Dataset rows describing interfaces

Segment Open

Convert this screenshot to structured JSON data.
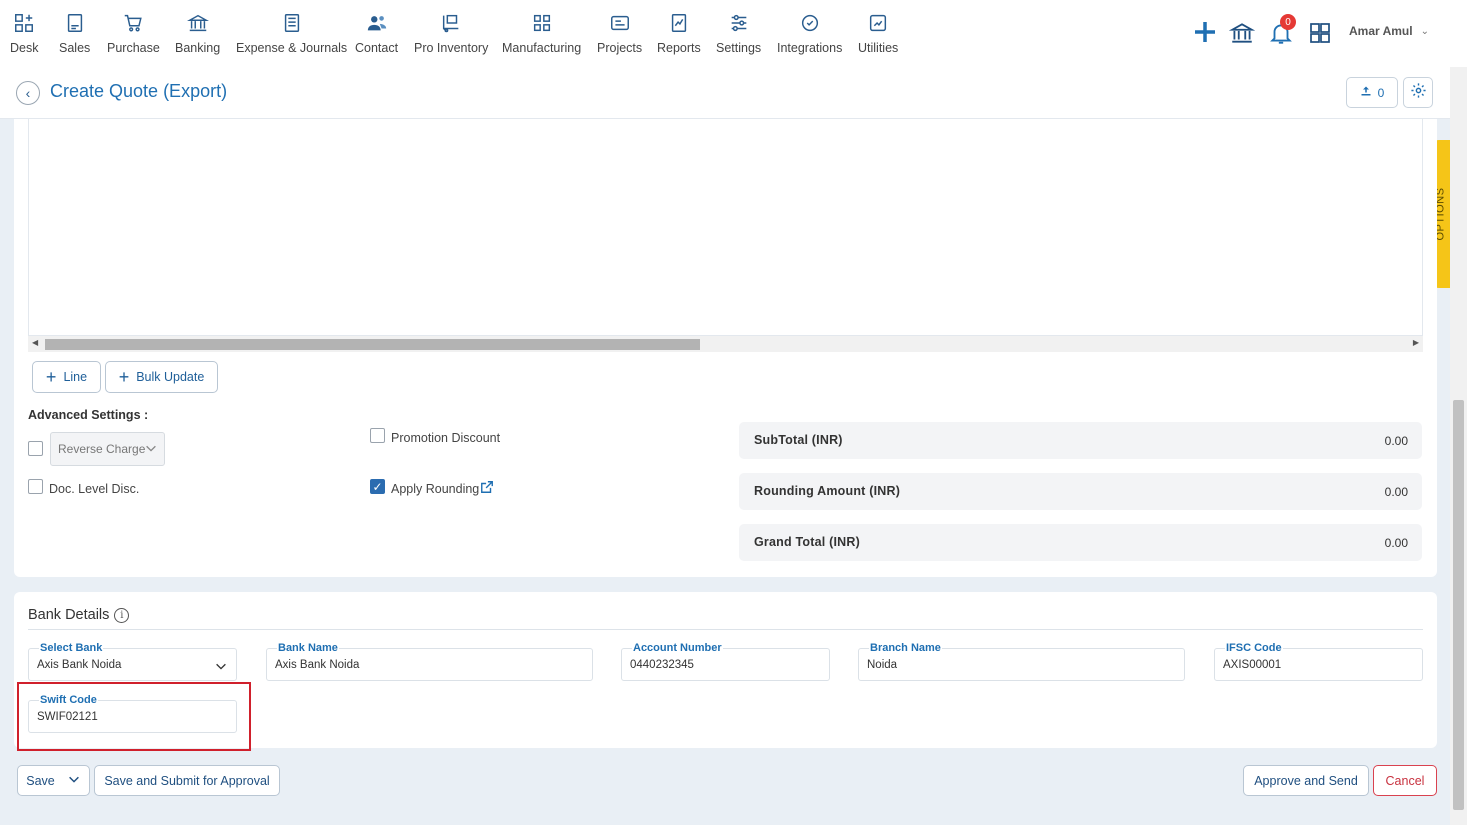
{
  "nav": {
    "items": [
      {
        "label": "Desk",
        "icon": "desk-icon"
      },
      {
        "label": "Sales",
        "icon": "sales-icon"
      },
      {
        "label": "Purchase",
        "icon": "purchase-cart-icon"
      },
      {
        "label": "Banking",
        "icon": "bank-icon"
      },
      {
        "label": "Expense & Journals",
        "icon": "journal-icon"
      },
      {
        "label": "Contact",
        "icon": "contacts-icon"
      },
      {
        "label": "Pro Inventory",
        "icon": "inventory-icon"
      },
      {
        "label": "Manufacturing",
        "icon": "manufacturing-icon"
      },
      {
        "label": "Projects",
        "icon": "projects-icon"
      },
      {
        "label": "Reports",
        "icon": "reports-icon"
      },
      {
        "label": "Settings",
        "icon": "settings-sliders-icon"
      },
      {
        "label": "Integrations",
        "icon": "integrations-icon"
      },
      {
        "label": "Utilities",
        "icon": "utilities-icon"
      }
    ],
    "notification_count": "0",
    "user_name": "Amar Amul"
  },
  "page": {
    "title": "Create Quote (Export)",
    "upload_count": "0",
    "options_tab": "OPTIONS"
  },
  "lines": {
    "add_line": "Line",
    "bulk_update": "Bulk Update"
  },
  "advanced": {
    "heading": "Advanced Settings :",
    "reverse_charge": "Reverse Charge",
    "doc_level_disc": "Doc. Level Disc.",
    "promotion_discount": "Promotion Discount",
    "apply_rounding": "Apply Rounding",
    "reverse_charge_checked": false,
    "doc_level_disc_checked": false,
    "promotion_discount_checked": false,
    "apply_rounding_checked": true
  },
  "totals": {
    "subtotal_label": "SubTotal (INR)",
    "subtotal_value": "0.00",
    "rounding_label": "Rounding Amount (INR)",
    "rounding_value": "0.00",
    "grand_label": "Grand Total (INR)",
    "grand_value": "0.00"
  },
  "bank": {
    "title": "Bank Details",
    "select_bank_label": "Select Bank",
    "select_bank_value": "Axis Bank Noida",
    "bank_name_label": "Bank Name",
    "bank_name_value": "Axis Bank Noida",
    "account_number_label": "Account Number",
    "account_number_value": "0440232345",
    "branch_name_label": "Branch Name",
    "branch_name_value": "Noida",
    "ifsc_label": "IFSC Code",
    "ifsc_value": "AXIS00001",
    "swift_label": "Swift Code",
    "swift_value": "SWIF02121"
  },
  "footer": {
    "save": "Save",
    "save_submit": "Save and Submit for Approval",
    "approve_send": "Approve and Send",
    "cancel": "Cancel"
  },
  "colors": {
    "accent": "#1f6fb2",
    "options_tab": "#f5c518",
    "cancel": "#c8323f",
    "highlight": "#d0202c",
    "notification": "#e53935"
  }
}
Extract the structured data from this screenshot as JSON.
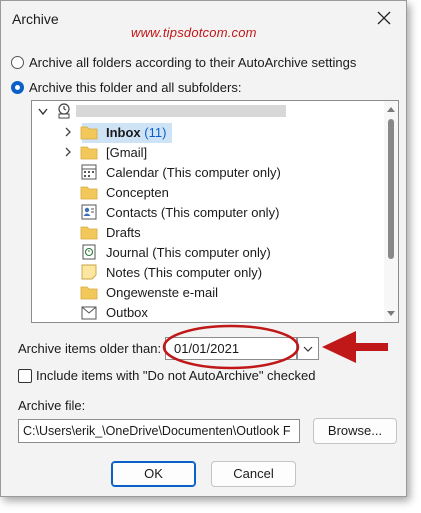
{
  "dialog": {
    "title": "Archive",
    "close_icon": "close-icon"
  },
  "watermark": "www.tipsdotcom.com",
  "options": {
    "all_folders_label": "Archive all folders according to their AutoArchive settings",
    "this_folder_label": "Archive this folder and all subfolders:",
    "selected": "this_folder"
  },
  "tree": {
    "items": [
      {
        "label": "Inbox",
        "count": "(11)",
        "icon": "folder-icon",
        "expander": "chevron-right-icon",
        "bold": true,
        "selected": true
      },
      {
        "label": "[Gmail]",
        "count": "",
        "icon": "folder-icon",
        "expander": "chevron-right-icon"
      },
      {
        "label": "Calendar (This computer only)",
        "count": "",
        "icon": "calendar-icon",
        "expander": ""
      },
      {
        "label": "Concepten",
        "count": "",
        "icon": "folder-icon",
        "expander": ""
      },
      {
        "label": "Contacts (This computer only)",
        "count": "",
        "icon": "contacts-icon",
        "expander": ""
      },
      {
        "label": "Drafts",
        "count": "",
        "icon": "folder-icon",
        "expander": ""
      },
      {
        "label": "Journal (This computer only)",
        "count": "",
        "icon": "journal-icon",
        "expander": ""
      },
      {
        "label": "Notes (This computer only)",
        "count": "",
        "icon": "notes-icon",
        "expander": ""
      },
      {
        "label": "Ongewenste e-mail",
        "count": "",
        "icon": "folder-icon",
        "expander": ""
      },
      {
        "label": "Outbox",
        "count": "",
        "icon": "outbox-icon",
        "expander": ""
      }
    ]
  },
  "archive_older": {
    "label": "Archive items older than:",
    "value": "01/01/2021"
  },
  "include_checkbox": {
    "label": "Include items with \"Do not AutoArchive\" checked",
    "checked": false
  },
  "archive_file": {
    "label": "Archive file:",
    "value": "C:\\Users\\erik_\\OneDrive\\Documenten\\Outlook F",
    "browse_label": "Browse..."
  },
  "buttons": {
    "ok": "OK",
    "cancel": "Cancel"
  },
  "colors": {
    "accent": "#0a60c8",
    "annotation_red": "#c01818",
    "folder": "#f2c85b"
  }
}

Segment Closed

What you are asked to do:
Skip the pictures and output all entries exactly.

Output for this exercise:
Convert this screenshot to structured JSON data.
{
  "nav": {
    "items": [
      {
        "label": "Desk",
        "icon": "desk-icon"
      },
      {
        "label": "Sales",
        "icon": "sales-icon"
      },
      {
        "label": "Purchase",
        "icon": "purchase-cart-icon"
      },
      {
        "label": "Banking",
        "icon": "bank-icon"
      },
      {
        "label": "Expense & Journals",
        "icon": "journal-icon"
      },
      {
        "label": "Contact",
        "icon": "contacts-icon"
      },
      {
        "label": "Pro Inventory",
        "icon": "inventory-icon"
      },
      {
        "label": "Manufacturing",
        "icon": "manufacturing-icon"
      },
      {
        "label": "Projects",
        "icon": "projects-icon"
      },
      {
        "label": "Reports",
        "icon": "reports-icon"
      },
      {
        "label": "Settings",
        "icon": "settings-sliders-icon"
      },
      {
        "label": "Integrations",
        "icon": "integrations-icon"
      },
      {
        "label": "Utilities",
        "icon": "utilities-icon"
      }
    ],
    "notification_count": "0",
    "user_name": "Amar Amul"
  },
  "page": {
    "title": "Create Quote (Export)",
    "upload_count": "0",
    "options_tab": "OPTIONS"
  },
  "lines": {
    "add_line": "Line",
    "bulk_update": "Bulk Update"
  },
  "advanced": {
    "heading": "Advanced Settings :",
    "reverse_charge": "Reverse Charge",
    "doc_level_disc": "Doc. Level Disc.",
    "promotion_discount": "Promotion Discount",
    "apply_rounding": "Apply Rounding",
    "reverse_charge_checked": false,
    "doc_level_disc_checked": false,
    "promotion_discount_checked": false,
    "apply_rounding_checked": true
  },
  "totals": {
    "subtotal_label": "SubTotal (INR)",
    "subtotal_value": "0.00",
    "rounding_label": "Rounding Amount (INR)",
    "rounding_value": "0.00",
    "grand_label": "Grand Total (INR)",
    "grand_value": "0.00"
  },
  "bank": {
    "title": "Bank Details",
    "select_bank_label": "Select Bank",
    "select_bank_value": "Axis Bank Noida",
    "bank_name_label": "Bank Name",
    "bank_name_value": "Axis Bank Noida",
    "account_number_label": "Account Number",
    "account_number_value": "0440232345",
    "branch_name_label": "Branch Name",
    "branch_name_value": "Noida",
    "ifsc_label": "IFSC Code",
    "ifsc_value": "AXIS00001",
    "swift_label": "Swift Code",
    "swift_value": "SWIF02121"
  },
  "footer": {
    "save": "Save",
    "save_submit": "Save and Submit for Approval",
    "approve_send": "Approve and Send",
    "cancel": "Cancel"
  },
  "colors": {
    "accent": "#1f6fb2",
    "options_tab": "#f5c518",
    "cancel": "#c8323f",
    "highlight": "#d0202c",
    "notification": "#e53935"
  }
}
Extract the structured data from this screenshot as JSON.
{
  "dialog": {
    "title": "Archive",
    "close_icon": "close-icon"
  },
  "watermark": "www.tipsdotcom.com",
  "options": {
    "all_folders_label": "Archive all folders according to their AutoArchive settings",
    "this_folder_label": "Archive this folder and all subfolders:",
    "selected": "this_folder"
  },
  "tree": {
    "items": [
      {
        "label": "Inbox",
        "count": "(11)",
        "icon": "folder-icon",
        "expander": "chevron-right-icon",
        "bold": true,
        "selected": true
      },
      {
        "label": "[Gmail]",
        "count": "",
        "icon": "folder-icon",
        "expander": "chevron-right-icon"
      },
      {
        "label": "Calendar (This computer only)",
        "count": "",
        "icon": "calendar-icon",
        "expander": ""
      },
      {
        "label": "Concepten",
        "count": "",
        "icon": "folder-icon",
        "expander": ""
      },
      {
        "label": "Contacts (This computer only)",
        "count": "",
        "icon": "contacts-icon",
        "expander": ""
      },
      {
        "label": "Drafts",
        "count": "",
        "icon": "folder-icon",
        "expander": ""
      },
      {
        "label": "Journal (This computer only)",
        "count": "",
        "icon": "journal-icon",
        "expander": ""
      },
      {
        "label": "Notes (This computer only)",
        "count": "",
        "icon": "notes-icon",
        "expander": ""
      },
      {
        "label": "Ongewenste e-mail",
        "count": "",
        "icon": "folder-icon",
        "expander": ""
      },
      {
        "label": "Outbox",
        "count": "",
        "icon": "outbox-icon",
        "expander": ""
      }
    ]
  },
  "archive_older": {
    "label": "Archive items older than:",
    "value": "01/01/2021"
  },
  "include_checkbox": {
    "label": "Include items with \"Do not AutoArchive\" checked",
    "checked": false
  },
  "archive_file": {
    "label": "Archive file:",
    "value": "C:\\Users\\erik_\\OneDrive\\Documenten\\Outlook F",
    "browse_label": "Browse..."
  },
  "buttons": {
    "ok": "OK",
    "cancel": "Cancel"
  },
  "colors": {
    "accent": "#0a60c8",
    "annotation_red": "#c01818",
    "folder": "#f2c85b"
  }
}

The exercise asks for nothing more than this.